WHAT IS EXPECTED
In the records that follow, find each line containing "JSON" and copy it.

ENTRIES SUPPLIED

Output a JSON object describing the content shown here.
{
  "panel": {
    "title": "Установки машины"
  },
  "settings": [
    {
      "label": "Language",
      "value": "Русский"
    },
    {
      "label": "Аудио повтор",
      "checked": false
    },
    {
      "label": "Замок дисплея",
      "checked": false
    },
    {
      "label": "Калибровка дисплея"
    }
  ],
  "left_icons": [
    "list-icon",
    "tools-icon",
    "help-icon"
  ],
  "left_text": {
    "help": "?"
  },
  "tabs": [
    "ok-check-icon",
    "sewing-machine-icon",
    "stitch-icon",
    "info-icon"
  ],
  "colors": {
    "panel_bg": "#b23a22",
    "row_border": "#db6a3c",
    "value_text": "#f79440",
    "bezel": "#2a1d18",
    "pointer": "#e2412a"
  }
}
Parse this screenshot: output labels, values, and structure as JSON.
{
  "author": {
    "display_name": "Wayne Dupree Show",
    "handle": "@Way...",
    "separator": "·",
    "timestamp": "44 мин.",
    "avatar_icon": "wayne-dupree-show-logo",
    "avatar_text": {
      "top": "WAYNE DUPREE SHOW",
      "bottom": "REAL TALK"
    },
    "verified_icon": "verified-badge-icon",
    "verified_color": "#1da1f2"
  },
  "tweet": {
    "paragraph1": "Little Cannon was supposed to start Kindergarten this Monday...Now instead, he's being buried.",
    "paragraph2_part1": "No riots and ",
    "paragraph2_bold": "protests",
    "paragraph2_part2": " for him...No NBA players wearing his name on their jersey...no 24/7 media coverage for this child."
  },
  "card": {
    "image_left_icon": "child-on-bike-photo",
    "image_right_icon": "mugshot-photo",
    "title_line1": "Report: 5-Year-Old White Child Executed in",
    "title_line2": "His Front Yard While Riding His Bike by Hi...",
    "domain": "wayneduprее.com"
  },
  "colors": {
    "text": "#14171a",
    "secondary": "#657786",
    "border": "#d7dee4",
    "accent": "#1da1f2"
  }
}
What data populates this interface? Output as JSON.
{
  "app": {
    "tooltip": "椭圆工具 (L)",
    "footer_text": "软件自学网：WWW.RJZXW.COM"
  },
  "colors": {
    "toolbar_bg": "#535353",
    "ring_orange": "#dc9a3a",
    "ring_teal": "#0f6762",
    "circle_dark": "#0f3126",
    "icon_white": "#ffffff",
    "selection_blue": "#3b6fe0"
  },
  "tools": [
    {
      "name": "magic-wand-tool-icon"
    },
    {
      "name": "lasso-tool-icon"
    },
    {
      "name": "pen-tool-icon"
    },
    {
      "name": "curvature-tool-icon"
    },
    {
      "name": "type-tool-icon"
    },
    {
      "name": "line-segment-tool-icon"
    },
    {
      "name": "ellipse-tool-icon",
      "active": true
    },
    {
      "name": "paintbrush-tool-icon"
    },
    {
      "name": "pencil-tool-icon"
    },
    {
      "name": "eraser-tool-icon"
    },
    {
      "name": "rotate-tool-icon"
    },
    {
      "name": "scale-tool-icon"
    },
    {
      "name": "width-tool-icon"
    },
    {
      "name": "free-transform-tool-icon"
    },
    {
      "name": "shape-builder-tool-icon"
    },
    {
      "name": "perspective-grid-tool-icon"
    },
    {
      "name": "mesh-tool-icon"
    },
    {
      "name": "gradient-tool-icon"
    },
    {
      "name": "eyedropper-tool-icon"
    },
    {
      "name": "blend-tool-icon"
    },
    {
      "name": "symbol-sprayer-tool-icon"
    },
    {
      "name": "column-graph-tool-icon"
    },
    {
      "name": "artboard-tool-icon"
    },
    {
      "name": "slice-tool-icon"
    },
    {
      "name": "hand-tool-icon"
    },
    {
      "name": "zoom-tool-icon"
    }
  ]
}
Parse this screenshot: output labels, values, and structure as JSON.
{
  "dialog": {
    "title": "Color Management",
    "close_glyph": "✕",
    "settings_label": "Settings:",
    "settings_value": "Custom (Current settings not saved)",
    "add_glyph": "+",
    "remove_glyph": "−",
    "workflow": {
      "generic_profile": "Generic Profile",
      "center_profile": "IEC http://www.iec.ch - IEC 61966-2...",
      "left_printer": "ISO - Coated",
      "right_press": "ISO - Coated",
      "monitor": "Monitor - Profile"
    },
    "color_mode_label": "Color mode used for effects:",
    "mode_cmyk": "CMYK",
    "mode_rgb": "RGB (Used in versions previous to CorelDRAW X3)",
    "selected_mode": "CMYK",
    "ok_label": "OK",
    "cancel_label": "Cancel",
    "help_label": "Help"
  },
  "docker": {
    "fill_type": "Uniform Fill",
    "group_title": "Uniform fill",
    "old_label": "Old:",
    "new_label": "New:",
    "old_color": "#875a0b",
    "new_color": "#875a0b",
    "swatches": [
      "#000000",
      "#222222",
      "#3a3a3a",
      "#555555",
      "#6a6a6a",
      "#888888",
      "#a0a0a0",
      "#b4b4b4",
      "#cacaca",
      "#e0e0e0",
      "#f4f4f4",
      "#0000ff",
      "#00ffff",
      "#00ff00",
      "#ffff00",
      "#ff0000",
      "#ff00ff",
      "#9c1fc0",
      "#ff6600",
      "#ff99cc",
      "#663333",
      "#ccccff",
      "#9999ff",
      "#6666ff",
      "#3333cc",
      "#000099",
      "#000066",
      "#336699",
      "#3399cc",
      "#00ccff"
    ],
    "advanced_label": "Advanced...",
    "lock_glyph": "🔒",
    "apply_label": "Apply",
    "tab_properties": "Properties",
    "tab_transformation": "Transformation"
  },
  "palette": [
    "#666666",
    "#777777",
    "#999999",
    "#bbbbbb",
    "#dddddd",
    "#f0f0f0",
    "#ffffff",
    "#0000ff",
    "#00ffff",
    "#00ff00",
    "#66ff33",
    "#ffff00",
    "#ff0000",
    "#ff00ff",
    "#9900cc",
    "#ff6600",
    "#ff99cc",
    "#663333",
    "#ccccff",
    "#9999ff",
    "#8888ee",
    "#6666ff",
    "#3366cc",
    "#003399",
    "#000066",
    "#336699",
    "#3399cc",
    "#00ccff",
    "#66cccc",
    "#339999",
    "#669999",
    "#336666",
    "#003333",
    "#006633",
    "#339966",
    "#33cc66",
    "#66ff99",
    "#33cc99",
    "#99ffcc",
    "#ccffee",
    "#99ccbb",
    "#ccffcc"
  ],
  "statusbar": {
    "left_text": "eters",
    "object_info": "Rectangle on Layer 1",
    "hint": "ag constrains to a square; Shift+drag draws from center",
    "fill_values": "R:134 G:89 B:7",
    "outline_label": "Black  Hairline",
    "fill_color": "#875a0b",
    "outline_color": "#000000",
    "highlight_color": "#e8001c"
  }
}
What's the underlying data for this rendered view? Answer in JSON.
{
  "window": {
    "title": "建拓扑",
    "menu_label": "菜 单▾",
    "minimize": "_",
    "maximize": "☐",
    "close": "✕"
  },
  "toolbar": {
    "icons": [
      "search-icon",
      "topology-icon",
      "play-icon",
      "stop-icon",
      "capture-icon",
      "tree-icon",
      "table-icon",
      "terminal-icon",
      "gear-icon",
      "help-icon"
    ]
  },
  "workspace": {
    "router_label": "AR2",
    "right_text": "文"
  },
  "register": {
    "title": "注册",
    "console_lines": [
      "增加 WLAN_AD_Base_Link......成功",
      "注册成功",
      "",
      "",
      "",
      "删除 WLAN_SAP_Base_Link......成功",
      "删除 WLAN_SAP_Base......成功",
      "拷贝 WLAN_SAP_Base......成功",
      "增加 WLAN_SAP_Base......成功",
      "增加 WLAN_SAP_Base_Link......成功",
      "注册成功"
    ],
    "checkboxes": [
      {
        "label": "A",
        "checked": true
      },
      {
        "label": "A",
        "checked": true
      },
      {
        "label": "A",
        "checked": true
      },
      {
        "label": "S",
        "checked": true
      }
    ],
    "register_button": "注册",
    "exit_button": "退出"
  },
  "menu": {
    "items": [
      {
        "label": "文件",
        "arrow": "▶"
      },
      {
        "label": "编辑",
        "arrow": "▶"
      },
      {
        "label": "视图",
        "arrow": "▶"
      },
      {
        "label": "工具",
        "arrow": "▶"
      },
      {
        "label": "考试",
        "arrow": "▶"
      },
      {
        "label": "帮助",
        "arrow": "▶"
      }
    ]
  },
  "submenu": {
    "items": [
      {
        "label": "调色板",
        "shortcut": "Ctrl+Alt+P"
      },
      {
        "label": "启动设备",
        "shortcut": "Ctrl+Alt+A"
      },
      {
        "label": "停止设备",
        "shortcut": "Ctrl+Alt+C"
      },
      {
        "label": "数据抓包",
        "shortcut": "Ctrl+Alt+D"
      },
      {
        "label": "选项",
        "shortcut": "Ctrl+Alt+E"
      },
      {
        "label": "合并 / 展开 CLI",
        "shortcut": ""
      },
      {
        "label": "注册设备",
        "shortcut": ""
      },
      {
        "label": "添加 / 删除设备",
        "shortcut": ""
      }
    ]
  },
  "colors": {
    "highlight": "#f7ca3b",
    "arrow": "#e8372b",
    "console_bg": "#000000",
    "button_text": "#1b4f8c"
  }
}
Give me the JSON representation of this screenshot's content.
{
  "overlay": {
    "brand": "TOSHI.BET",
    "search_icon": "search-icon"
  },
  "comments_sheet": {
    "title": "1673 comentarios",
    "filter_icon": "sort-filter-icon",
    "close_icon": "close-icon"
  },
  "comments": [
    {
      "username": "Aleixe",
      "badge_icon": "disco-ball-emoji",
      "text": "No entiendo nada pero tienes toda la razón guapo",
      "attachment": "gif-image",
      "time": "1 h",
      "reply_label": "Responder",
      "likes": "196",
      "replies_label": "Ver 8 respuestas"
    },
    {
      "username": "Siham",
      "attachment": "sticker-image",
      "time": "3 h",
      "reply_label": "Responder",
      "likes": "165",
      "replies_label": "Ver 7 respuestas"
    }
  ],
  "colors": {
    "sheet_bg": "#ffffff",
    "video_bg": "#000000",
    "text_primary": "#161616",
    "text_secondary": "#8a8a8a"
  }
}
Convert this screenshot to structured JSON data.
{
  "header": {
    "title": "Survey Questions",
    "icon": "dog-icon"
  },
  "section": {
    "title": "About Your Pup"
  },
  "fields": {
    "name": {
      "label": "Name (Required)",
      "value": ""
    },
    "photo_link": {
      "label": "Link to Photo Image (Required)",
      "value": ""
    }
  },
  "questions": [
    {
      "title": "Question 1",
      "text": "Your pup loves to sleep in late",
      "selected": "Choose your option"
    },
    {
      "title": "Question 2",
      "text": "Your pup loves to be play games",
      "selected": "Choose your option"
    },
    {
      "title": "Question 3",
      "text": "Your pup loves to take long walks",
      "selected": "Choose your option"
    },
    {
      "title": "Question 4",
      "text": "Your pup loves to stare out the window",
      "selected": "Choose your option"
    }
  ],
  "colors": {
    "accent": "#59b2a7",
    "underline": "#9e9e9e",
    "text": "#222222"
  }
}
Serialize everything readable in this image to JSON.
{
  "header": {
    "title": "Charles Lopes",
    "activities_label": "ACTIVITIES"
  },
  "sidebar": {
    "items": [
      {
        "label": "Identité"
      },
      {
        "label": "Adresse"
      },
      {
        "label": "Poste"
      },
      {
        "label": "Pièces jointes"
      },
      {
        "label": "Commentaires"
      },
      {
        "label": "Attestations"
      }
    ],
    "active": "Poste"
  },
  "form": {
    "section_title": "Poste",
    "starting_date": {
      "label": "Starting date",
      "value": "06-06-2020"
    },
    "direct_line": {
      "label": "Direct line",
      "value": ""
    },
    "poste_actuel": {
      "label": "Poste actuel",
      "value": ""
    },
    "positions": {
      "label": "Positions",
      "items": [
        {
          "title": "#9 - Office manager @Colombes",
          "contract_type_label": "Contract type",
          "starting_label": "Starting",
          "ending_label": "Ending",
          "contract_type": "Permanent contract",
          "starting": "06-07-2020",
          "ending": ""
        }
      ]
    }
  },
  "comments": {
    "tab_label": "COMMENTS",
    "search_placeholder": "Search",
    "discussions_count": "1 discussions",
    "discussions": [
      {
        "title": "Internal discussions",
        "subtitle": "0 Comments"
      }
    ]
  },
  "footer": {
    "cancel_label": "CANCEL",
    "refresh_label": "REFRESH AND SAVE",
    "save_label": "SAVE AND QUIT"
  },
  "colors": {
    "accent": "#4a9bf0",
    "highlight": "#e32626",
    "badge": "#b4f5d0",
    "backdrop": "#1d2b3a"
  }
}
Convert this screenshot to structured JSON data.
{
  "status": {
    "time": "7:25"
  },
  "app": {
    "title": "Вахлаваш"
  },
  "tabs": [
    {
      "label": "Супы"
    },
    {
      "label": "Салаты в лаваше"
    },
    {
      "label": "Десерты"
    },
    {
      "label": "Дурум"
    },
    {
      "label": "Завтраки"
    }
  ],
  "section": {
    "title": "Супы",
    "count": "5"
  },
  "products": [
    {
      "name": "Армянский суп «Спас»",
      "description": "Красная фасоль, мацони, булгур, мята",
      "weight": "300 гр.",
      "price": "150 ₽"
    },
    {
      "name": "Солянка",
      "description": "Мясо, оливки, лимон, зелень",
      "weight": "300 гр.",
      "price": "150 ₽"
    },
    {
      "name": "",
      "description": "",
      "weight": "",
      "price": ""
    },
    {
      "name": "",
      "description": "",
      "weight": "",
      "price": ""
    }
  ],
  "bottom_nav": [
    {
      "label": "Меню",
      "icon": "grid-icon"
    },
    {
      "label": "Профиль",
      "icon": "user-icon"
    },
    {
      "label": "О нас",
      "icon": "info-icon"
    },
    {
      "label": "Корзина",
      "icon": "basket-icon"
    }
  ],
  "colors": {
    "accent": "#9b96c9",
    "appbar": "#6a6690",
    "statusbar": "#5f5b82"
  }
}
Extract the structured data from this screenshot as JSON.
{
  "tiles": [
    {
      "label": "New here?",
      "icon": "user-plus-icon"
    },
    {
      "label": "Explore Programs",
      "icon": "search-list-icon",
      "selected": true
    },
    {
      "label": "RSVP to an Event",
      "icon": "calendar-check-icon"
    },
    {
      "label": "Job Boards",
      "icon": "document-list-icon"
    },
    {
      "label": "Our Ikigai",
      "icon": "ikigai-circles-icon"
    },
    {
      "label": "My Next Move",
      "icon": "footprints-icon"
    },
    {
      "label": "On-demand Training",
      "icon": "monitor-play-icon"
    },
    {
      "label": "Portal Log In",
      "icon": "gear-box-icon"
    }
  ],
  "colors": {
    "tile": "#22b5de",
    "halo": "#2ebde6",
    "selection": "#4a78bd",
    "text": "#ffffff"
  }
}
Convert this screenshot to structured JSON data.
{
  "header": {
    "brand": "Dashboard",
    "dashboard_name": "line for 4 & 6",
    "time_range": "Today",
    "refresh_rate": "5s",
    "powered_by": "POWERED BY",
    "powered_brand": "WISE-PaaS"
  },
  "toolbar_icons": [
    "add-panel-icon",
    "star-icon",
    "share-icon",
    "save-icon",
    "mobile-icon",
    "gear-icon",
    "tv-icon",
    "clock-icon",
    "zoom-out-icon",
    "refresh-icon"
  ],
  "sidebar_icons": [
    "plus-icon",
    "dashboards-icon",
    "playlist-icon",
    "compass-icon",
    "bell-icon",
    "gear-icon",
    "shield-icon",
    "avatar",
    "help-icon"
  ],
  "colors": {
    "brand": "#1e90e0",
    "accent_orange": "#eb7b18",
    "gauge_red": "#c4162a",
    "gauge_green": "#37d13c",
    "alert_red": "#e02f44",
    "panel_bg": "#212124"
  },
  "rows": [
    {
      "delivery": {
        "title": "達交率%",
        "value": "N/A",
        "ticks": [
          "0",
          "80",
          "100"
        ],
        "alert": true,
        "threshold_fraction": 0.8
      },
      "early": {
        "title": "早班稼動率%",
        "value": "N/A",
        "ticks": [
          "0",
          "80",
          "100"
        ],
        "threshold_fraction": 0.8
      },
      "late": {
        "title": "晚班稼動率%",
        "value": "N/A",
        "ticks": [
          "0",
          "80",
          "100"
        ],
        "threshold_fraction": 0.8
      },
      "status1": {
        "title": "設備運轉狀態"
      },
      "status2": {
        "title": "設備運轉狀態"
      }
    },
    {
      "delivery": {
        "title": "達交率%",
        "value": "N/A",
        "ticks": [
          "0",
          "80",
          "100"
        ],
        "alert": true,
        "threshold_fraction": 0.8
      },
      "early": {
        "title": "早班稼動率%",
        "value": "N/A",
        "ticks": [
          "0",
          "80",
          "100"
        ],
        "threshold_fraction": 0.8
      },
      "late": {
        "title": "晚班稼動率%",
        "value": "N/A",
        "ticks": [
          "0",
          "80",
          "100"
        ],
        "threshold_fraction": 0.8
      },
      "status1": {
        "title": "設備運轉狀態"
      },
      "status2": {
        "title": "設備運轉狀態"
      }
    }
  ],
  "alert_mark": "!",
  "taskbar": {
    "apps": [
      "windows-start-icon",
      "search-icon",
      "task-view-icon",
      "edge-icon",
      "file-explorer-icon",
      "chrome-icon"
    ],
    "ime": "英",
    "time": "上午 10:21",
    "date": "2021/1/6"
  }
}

ANSWER SPACE
Output a JSON object describing the content shown here.
Parse this screenshot: output labels, values, and structure as JSON.
What data populates this interface? Output as JSON.
Parse this screenshot: output labels, values, and structure as JSON.
What's the underlying data for this rendered view? Answer in JSON.
Give me the JSON representation of this screenshot's content.
Convert this screenshot to structured JSON data.
Serialize everything readable in this image to JSON.
Convert this screenshot to structured JSON data.
Extract the structured data from this screenshot as JSON.
Convert this screenshot to structured JSON data.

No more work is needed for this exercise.